If prevailing PV technology is already able to meet the criteria of providing low cost power generation or at least competitive with current fossil fuel generation and durability that would make the investment sound, then there should be no doubt in giving priority to utilizing these renewable sources as primary energy generation producer to meet the countrys energy requirements. It is estimated that the widespread use of photovoltaic cells could happen as soon as 2015 if physicists can perfect a new generation of more advanced devices built using nanotechnology.
These include cells based on quantum dots or nanocrystals devices, which are potentially both cheaper and more efficient than existing cells. The promise of these technologies is very much anticipated. A report produced for the German government in 2003 predicted that by 2050 photovoltaics could be able to meet a quarter of the worlds energy needs (Cartlidge, 2007). In the long run, utilizing clean energy source would be beneficiary, not only to a countrys economy but also for the future of our societies and the entire Earth itself.

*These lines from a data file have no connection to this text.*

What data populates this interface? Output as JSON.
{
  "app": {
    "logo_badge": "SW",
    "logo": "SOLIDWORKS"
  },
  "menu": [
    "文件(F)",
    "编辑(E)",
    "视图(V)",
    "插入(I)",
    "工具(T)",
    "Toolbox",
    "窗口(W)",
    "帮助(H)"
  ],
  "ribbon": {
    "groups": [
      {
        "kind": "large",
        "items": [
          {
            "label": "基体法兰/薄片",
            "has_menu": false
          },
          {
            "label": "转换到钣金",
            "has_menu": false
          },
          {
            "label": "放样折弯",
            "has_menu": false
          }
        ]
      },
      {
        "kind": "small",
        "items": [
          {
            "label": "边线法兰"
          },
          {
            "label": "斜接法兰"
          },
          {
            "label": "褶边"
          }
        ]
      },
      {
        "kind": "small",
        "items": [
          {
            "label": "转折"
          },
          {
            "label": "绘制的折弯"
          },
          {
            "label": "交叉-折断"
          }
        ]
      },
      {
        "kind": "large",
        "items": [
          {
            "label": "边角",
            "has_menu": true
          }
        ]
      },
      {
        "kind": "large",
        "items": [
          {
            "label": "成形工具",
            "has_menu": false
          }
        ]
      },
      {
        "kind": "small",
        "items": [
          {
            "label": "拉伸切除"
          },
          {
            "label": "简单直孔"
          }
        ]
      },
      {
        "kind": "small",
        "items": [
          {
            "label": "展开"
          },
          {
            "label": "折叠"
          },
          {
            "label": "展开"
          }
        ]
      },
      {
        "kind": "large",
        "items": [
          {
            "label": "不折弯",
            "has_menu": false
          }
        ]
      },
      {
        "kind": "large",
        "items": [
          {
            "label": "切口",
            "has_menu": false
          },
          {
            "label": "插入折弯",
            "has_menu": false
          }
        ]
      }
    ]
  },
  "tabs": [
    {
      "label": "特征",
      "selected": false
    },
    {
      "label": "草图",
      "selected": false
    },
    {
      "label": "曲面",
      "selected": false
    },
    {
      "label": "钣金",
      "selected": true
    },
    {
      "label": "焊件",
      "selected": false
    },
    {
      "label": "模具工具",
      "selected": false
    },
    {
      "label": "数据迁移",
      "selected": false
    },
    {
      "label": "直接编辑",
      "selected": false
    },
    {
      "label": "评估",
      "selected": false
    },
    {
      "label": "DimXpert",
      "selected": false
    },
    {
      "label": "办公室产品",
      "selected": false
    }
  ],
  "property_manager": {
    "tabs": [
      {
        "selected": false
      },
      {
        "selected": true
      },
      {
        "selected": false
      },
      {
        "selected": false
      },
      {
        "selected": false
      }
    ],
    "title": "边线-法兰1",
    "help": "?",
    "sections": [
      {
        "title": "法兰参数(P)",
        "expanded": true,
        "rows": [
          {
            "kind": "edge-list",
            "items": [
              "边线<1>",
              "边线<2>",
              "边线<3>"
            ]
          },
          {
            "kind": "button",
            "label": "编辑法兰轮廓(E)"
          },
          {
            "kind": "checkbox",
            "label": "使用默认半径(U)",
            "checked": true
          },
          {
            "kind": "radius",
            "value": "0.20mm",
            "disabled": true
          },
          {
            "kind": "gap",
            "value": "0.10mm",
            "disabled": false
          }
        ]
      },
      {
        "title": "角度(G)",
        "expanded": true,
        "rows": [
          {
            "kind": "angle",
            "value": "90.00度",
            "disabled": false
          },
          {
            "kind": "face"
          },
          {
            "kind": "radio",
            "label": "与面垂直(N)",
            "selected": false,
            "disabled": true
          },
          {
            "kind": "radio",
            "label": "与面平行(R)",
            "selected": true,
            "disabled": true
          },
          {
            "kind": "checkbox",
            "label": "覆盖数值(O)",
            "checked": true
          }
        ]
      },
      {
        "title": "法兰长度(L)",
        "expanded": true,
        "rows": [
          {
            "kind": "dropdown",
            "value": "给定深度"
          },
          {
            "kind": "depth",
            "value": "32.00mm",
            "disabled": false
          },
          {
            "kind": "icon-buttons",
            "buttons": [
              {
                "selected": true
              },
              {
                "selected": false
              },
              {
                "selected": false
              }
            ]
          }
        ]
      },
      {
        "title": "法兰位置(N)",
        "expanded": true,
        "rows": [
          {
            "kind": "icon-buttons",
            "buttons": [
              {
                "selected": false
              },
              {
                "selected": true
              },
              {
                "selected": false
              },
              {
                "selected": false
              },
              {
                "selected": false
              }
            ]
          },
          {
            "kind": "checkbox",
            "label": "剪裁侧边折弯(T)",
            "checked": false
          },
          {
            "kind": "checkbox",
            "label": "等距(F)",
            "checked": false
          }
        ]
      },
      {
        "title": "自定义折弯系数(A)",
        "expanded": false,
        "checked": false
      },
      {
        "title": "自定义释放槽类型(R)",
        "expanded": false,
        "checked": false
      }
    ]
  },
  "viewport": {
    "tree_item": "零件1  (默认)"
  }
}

Affairs, B. o. N. E. (2007). Background Note: Qatar. Retrieved 23 January. from https://www.state.gov/r/pa/ei/bgn/5437.htm